An application for the invalidity of a Community design can be filed, for example filed by a competitor, only after the design to be contested has already been registered.

It is not necessary to be an OWNER of a prior right to file an application for the invalidity of a design, however it is possible to start an invalidity process against a registered design only through a professional representative.


The grounds for invalidity that can invoked to invalidate a registered Community design are defined in Article 25(1)(b) of the Design Regulation.

The most frequently invoked reasons concern the fact that the design:

  • it is not new;
  • does not have an individual character;
  • remains visible during normal use;
  • its appearance is determined solely by features that perform a technical function;

Other less frequent reasons for invalidity concern the fact that the registered design:

  • uses an earlier distinctive sign (trademark);
  • constitutes an unauthorized use of a work protected by copyright law;
  • constitutes an abusive use of signs, emblems and crests which are of particular public interest in a Member State.


The reasons for nullity must be supported by documentary evidence. In particular, an application for a declaration of invalidity, in order for it to support the lack of novelty or lack of individual character of the opposing design, it is necessary to demonstrate that there is a previously disclosed design and that the two designs generate the same general impression in the informed user.

For example, exhibitions at fairs and use in commerce in any country in the world are considered acts capable of making a design available to the public and as such constitute an enforceable disclosure.

In principle, disclosures on the Internet are also to be considered objectionable disclosures or part of the known state of the art, however it is often not easy to define the date from which the information was actually published. Not all web pages indicate the publication date. However, for example, the Wayback machine database provides internet pages captured at different times in a manner considered sufficiently reliable.

Written statements and sworn depositions alone are generally not sufficient to prove public disclosure of an earlier design, however they can help corroborate a claim or clarify the correctness of other documents.


An invalidity procedure ends:

  • with an amicable settlement between the parties of the dispute, or
  • with the withdrawal of the application by the applicant for the nullity, or
  • with the renunciation of the Community design by the holder, or
  • by a decision of the EUIPO.

An appeal can be lodged against an unfavourable decision in whole or in part.

A Community design declared null is considered as if it never existed.

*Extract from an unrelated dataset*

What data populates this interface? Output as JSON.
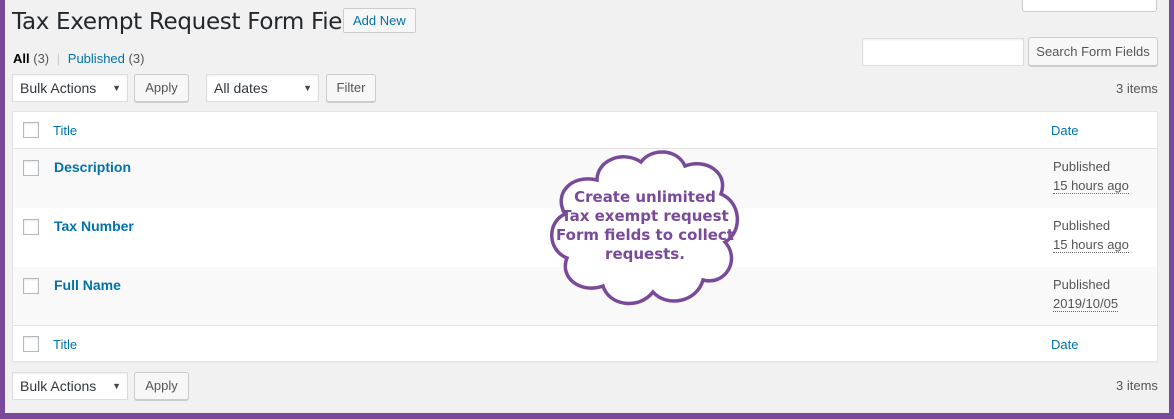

Our office has considerable experience in annulment actions of community designs. For example, our study was the first study ever to win a dispute obtaining the recognition that the deletion of an element from a model did not change its external appearance and therefore was not a reason for nullity.